Ritual clues flow from prehistoric blood
Never mind conventional wisdom; you can get blood from a stone. Anthropologists have extracted the blood of humans, sheep and an extinct form of cattle from the surface of a stone slab at an approximately 10,000-year-old agricultural village in Turkey. Analysis of hemoglobin in the samples leaves them with intriguing clues and questions about the ritual activities of early farmers.
The polished slab lies among the remains of a structure known as the “skull building,” which contains more than 90 human skulls and several complete and partial human skeletons.
“We don’t know exactly what was going on in the skull building, but human and animal blood was abundant on the slab,” says Andree R. Wood of the University of Chicago’s Oriental Institute. “It reinforces an argument for at least its occasional use for the cutting up of humans as well as of animals.”
Human sacrifice is one grisly possibility, Wood notes, or human bodies may have been carted to the building after death and placed on the slab for some type of preburial ritual. The skulls show no evidence of decapitation.
Whatever took place in the building, it now appears that one of the world’s earliest known farming villages had developed surprisingly complex traditions by that time, she contends. Previous estimates place the emergence of such villages no farther back than 10,000 years.
Blood from the slab, dated with an advanced technique called accelerator mass spectroscopy radiocarbon dating (SN: 12/16/89, p. 388), is about 9,000 years old, say Wood and Thomas H. Loy of the Australian National University in Canberra.

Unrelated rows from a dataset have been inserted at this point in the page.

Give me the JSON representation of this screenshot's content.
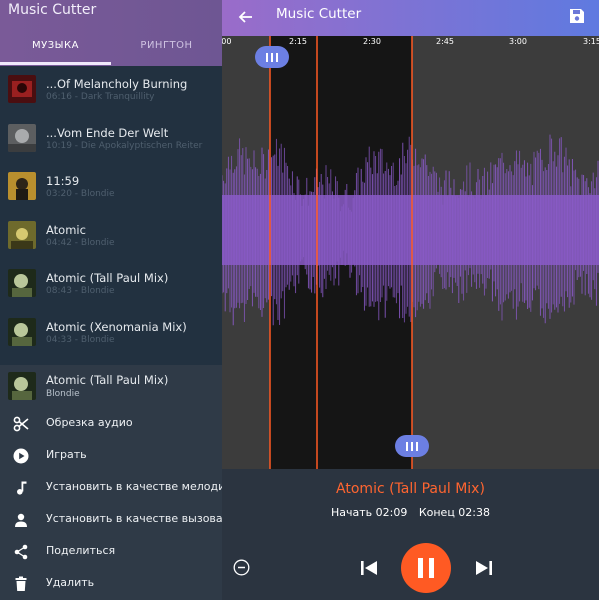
{
  "left_panel": {
    "title": "Music Cutter",
    "tabs": [
      {
        "label": "МУЗЫКА",
        "active": true
      },
      {
        "label": "РИНГТОН",
        "active": false
      }
    ],
    "songs": [
      {
        "title": "...Of Melancholy Burning",
        "subtitle": "06:16 - Dark Tranquillity",
        "thumb_color": "#7a1a1a"
      },
      {
        "title": "...Vom Ende Der Welt",
        "subtitle": "10:19 - Die Apokalyptischen Reiter",
        "thumb_color": "#6f7072"
      },
      {
        "title": "11:59",
        "subtitle": "03:20 - Blondie",
        "thumb_color": "#c9a13a"
      },
      {
        "title": "Atomic",
        "subtitle": "04:42 - Blondie",
        "thumb_color": "#8f8c3a"
      },
      {
        "title": "Atomic (Tall Paul Mix)",
        "subtitle": "08:43 - Blondie",
        "thumb_color": "#8fa06a"
      },
      {
        "title": "Atomic (Xenomania Mix)",
        "subtitle": "04:33 - Blondie",
        "thumb_color": "#8fa06a"
      }
    ],
    "context_song": {
      "title": "Atomic (Tall Paul Mix)",
      "subtitle": "Blondie",
      "thumb_color": "#8fa06a"
    },
    "menu": [
      {
        "label": "Обрезка аудио",
        "icon": "scissors-icon"
      },
      {
        "label": "Играть",
        "icon": "play-circle-icon"
      },
      {
        "label": "Установить в качестве мелодии п",
        "icon": "music-note-icon"
      },
      {
        "label": "Установить в качестве вызова для",
        "icon": "person-icon"
      },
      {
        "label": "Поделиться",
        "icon": "share-icon"
      },
      {
        "label": "Удалить",
        "icon": "trash-icon"
      }
    ]
  },
  "toolbar": {
    "title": "Music Cutter",
    "back_icon": "arrow-left-icon",
    "save_icon": "save-icon",
    "gradient_start": "#9a6cc9",
    "gradient_end": "#5f7ae0"
  },
  "timeline": {
    "ticks": [
      ":00",
      "2:15",
      "2:30",
      "2:45",
      "3:00",
      "3:15"
    ]
  },
  "waveform": {
    "wave_color": "#8a5ac8",
    "selection_color": "#ff5a23",
    "background": "#3c3c3c",
    "selected_background": "#151515"
  },
  "player": {
    "song_title": "Atomic (Tall Paul Mix)",
    "start_label": "Начать 02:09",
    "end_label": "Конец 02:38",
    "accent_color": "#ff5a23",
    "state": "playing"
  }
}
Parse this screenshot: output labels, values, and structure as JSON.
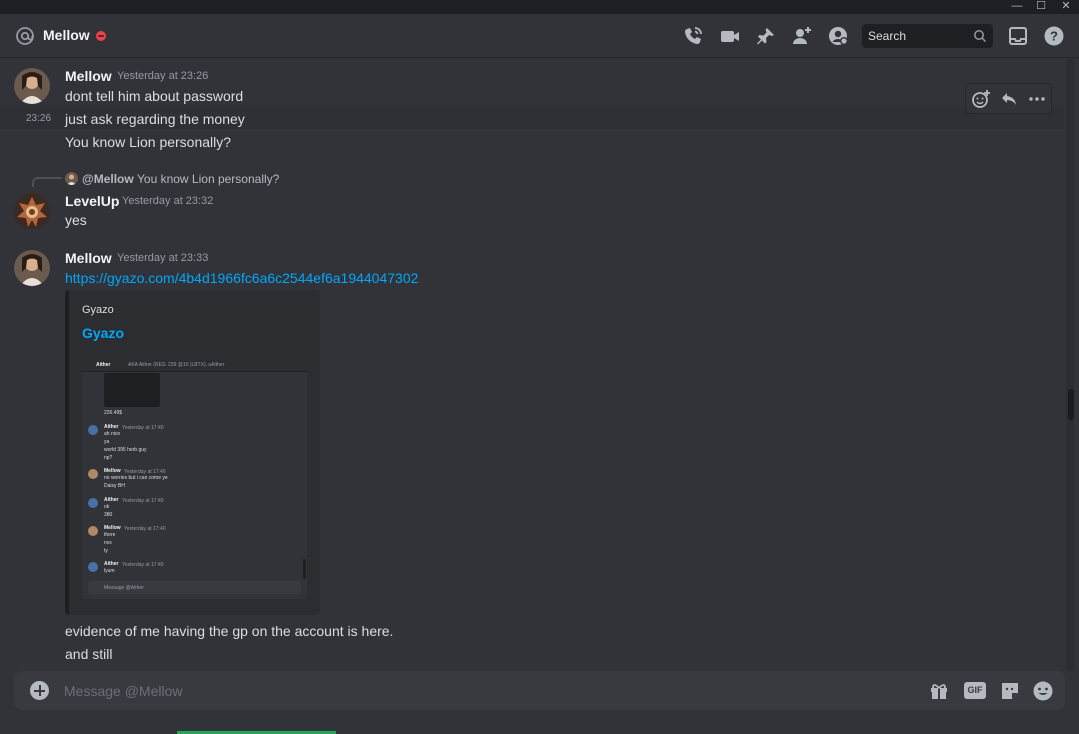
{
  "window": {
    "minimize": "—",
    "maximize": "☐",
    "close": "✕"
  },
  "header": {
    "channel_name": "Mellow",
    "search_placeholder": "Search",
    "icons": [
      "at-icon",
      "call-icon",
      "video-icon",
      "pin-icon",
      "add-friend-icon",
      "profile-icon",
      "inbox-icon",
      "help-icon"
    ],
    "status_color": "#f23f43"
  },
  "messages": [
    {
      "author": "Mellow",
      "timestamp": "Yesterday at 23:26",
      "lines": [
        "dont tell him about password",
        "just ask regarding the money",
        "You know Lion personally?"
      ],
      "hover_timestamp": "23:26"
    },
    {
      "reply_to": {
        "author": "@Mellow",
        "text": "You know Lion personally?"
      },
      "author": "LevelUp",
      "timestamp": "Yesterday at 23:32",
      "lines": [
        "yes"
      ]
    },
    {
      "author": "Mellow",
      "timestamp": "Yesterday at 23:33",
      "link": "https://gyazo.com/4b4d1966fc6a6c2544ef6a1944047302",
      "embed": {
        "provider": "Gyazo",
        "title": "Gyazo",
        "preview": {
          "header_name": "Aither",
          "header_meta": "AKA  Aither (RES: 239 @10 (LBTX), uAither",
          "amount": "226.49$",
          "messages": [
            {
              "author": "Aither",
              "time": "Yesterday at 17:40",
              "lines": [
                "ah nice",
                "ya",
                "world 395 herb guy",
                "np?"
              ]
            },
            {
              "author": "Mellow",
              "time": "Yesterday at 17:49",
              "lines": [
                "no worries but i can come ye",
                "Daisy BH"
              ]
            },
            {
              "author": "Aither",
              "time": "Yesterday at 17:40",
              "lines": [
                "ok",
                "380"
              ]
            },
            {
              "author": "Mellow",
              "time": "Yesterday at 17:40",
              "lines": [
                "there",
                "nvs",
                "ty"
              ]
            },
            {
              "author": "Aither",
              "time": "Yesterday at 17:40",
              "lines": [
                "lyum"
              ]
            }
          ],
          "input_placeholder": "Message @Aither"
        }
      },
      "lines": [
        "evidence of me having the gp on the account is here.",
        "and still"
      ]
    }
  ],
  "hover_toolbar": [
    "add-reaction-icon",
    "reply-icon",
    "more-icon"
  ],
  "composer": {
    "placeholder": "Message @Mellow",
    "gif_label": "GIF"
  },
  "colors": {
    "link": "#00a8fc",
    "background": "#313338",
    "accent_green": "#23a55a"
  }
}
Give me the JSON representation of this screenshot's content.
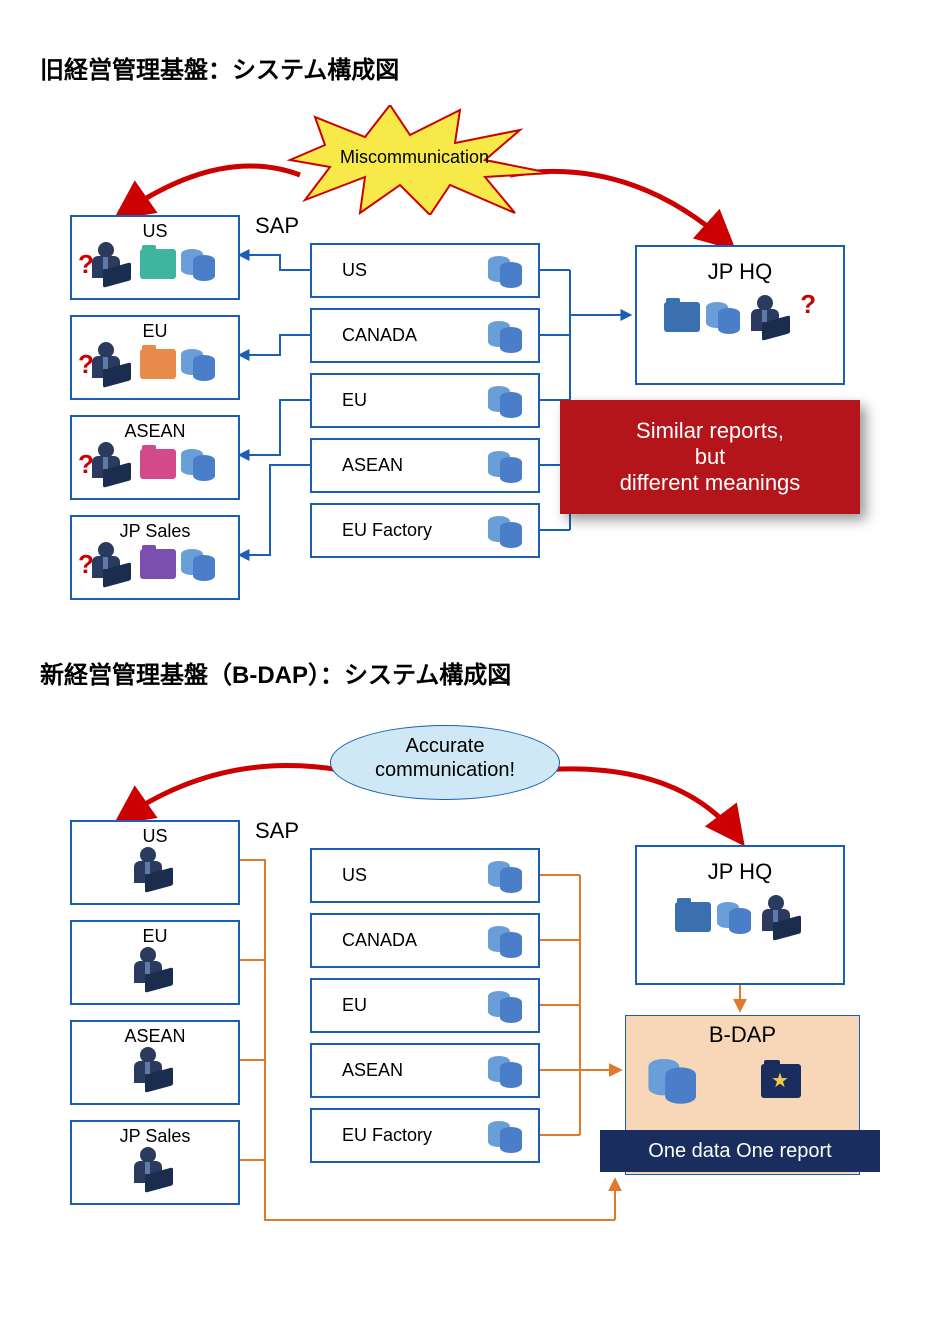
{
  "old": {
    "title": "旧経営管理基盤：システム構成図",
    "burst_label": "Miscommunication",
    "sap_label": "SAP",
    "regions": [
      "US",
      "EU",
      "ASEAN",
      "JP Sales"
    ],
    "region_folder_colors": [
      "#3fb5a0",
      "#e88b4a",
      "#d24a8a",
      "#7a4fb0"
    ],
    "sap_nodes": [
      "US",
      "CANADA",
      "EU",
      "ASEAN",
      "EU Factory"
    ],
    "hq_label": "JP HQ",
    "callout_line1": "Similar reports,",
    "callout_line2": "but",
    "callout_line3": "different meanings"
  },
  "new": {
    "title": "新経営管理基盤（B-DAP）：システム構成図",
    "oval_line1": "Accurate",
    "oval_line2": "communication!",
    "sap_label": "SAP",
    "regions": [
      "US",
      "EU",
      "ASEAN",
      "JP Sales"
    ],
    "sap_nodes": [
      "US",
      "CANADA",
      "EU",
      "ASEAN",
      "EU Factory"
    ],
    "hq_label": "JP HQ",
    "bdap_label": "B-DAP",
    "navy_label": "One data One report"
  }
}
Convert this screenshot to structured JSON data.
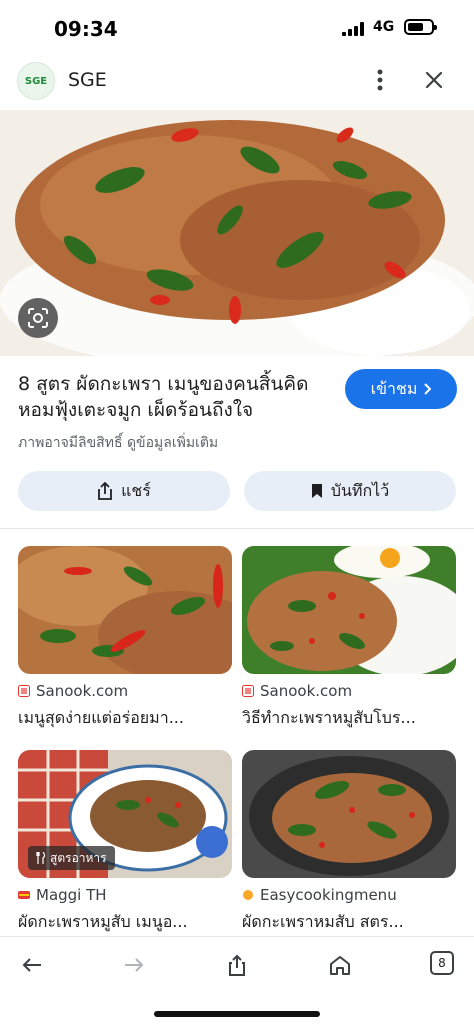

Their method for removing blood from stone was described by Loy in 1983 and has since been used in the laboratory with artifacts dating from as early as 100,000 years ago. But the new study, conducted at the village of Cayonu Tepesi, marks the first time researchers have removed, stored and undertaken preliminary analysis of blood in the field. This capability offers a great advantage when labs are far away and artifacts cannot be taken out of their country of origin, Wood and Loy maintain.
Loy’s technique involves locating suspected blood residue with a low-power microscope, then analyzing it with a coated paper strip sensitive to hemoglobin. Confirmed blood deposits are scraped off and crystallized. The size and shape of hemoglobin crystals differ among animal species, allowing researchers to match a sample with a particular species.
Initial work at the slab identified human and sheep blood, as well as the blood of an unknown, nonhuman species. The team later obtained blood from bone fragments of an extinct cattle species unearthed at the site and found that its hemoglobin crystals matched those of the unknown species taken from the slab. This is the first identification of the blood of an extinct species, they say.
After analyzing the blood, the researchers excavated from the building a number of skulls and horns belonging to the extinct cattle. They also uncovered a large flint knife whose blade held traces of cattle and human blood. Wood says it may have been used in human sacrifices or mortuary rituals, but she notes that toolmakers’ blood often ends up on sharp tools as a result of accidental cuts.
Ritual activity at Cayonu remains largely a mystery, says Robert J. Braidwood of the Oriental Institute. Nonetheless, he says, the cultural complexity hinted at by the skull building and other structures at the site strengthens his “gut feeling” that humans crossed the threshold to a village-farming life more than 10,000 years ago.